*ACTIVITY*.
Across the records, find how many lines include the string "face" and answer with only the figure.

^^^^^^^^^^^^^^^^

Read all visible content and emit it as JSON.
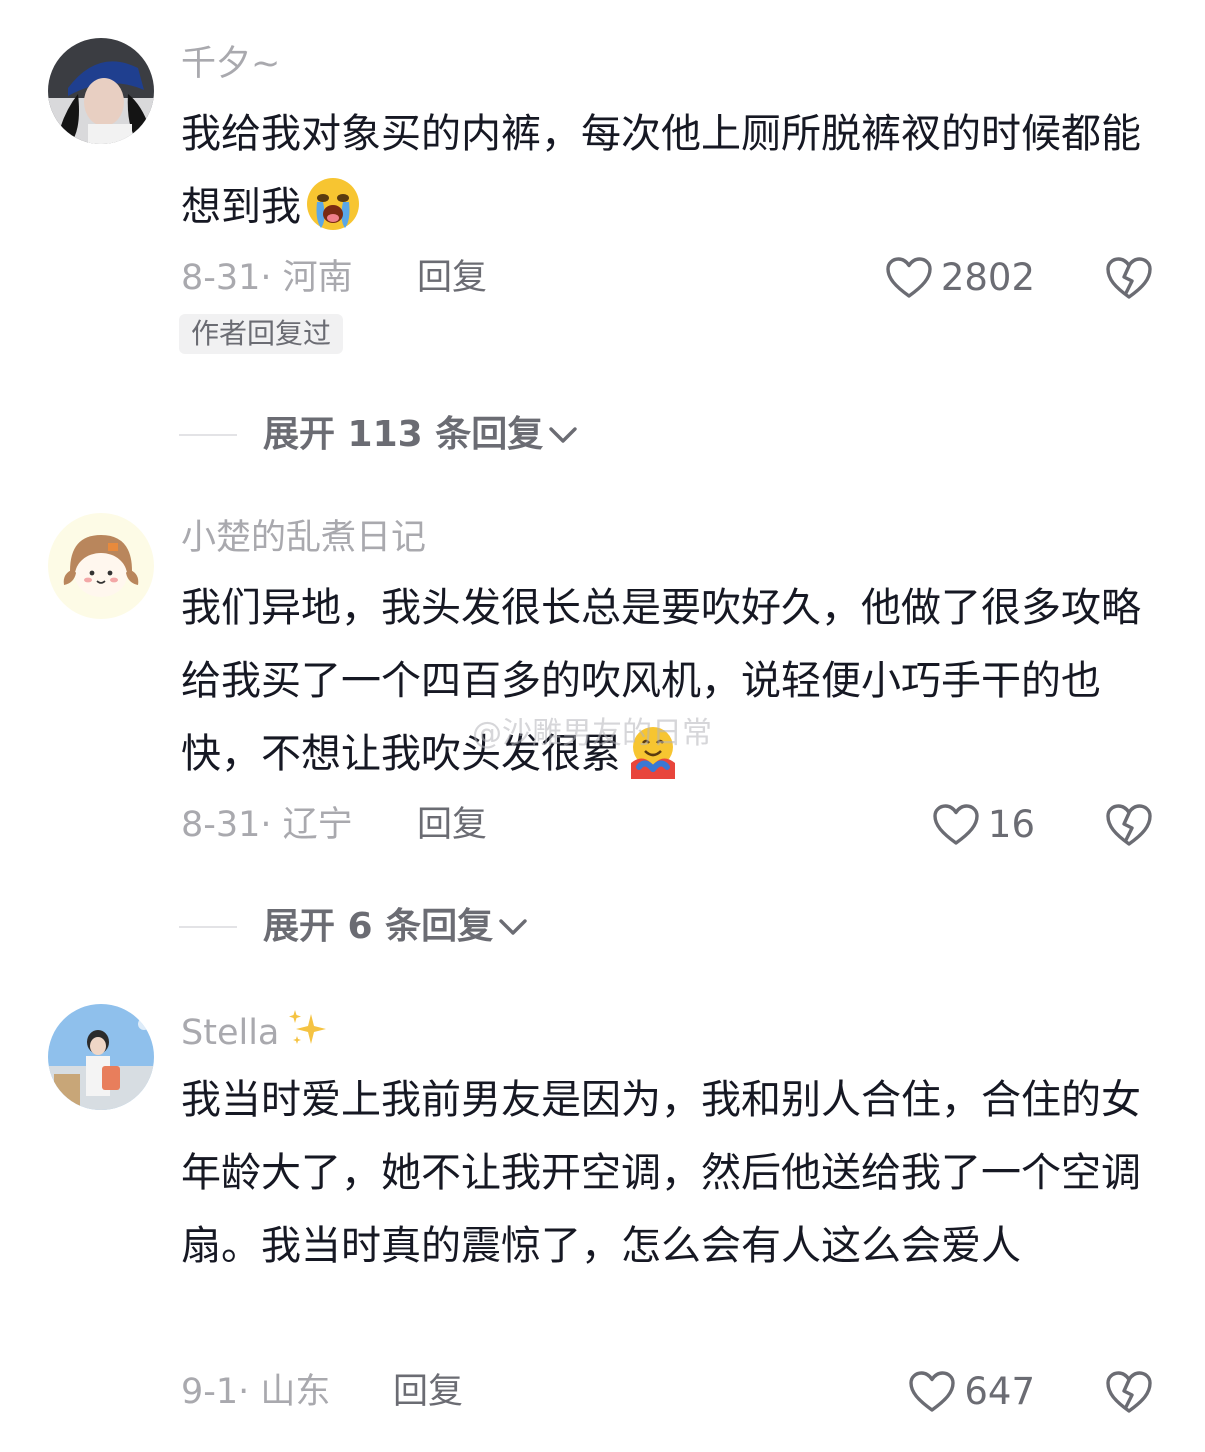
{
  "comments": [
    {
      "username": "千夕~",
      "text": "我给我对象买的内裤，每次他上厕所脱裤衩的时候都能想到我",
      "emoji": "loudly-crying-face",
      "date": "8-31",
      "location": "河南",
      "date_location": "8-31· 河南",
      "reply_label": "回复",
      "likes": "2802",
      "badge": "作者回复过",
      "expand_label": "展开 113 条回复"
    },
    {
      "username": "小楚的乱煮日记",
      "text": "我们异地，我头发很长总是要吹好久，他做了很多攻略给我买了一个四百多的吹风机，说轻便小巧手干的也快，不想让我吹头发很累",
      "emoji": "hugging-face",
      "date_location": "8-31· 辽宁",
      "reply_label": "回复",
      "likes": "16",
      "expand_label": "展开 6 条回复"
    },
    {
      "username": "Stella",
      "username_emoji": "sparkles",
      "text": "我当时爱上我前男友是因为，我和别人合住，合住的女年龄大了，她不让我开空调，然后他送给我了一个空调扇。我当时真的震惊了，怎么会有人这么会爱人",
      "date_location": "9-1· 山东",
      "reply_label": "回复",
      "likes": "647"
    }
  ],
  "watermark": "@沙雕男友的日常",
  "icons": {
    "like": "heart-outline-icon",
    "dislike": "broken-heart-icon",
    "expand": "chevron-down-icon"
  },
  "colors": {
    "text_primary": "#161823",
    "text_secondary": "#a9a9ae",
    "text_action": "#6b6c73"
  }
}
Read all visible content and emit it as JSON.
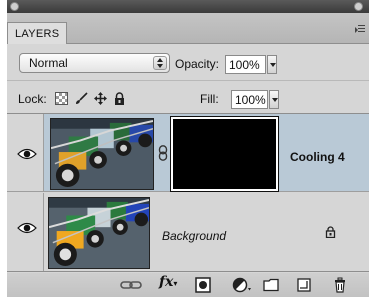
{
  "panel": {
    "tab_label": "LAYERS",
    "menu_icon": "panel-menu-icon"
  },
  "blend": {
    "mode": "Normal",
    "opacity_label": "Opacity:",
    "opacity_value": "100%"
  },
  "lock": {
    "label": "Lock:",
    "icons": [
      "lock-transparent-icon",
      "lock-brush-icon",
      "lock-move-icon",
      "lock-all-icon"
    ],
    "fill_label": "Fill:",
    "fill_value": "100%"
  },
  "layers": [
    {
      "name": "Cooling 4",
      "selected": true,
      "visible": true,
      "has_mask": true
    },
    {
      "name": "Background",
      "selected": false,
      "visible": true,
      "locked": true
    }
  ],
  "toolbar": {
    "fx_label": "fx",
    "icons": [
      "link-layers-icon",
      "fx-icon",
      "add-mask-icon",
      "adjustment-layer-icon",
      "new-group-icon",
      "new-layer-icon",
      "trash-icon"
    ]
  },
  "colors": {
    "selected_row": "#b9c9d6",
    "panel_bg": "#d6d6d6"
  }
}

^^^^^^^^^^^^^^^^

*EXERCISE RESPONSE*.
2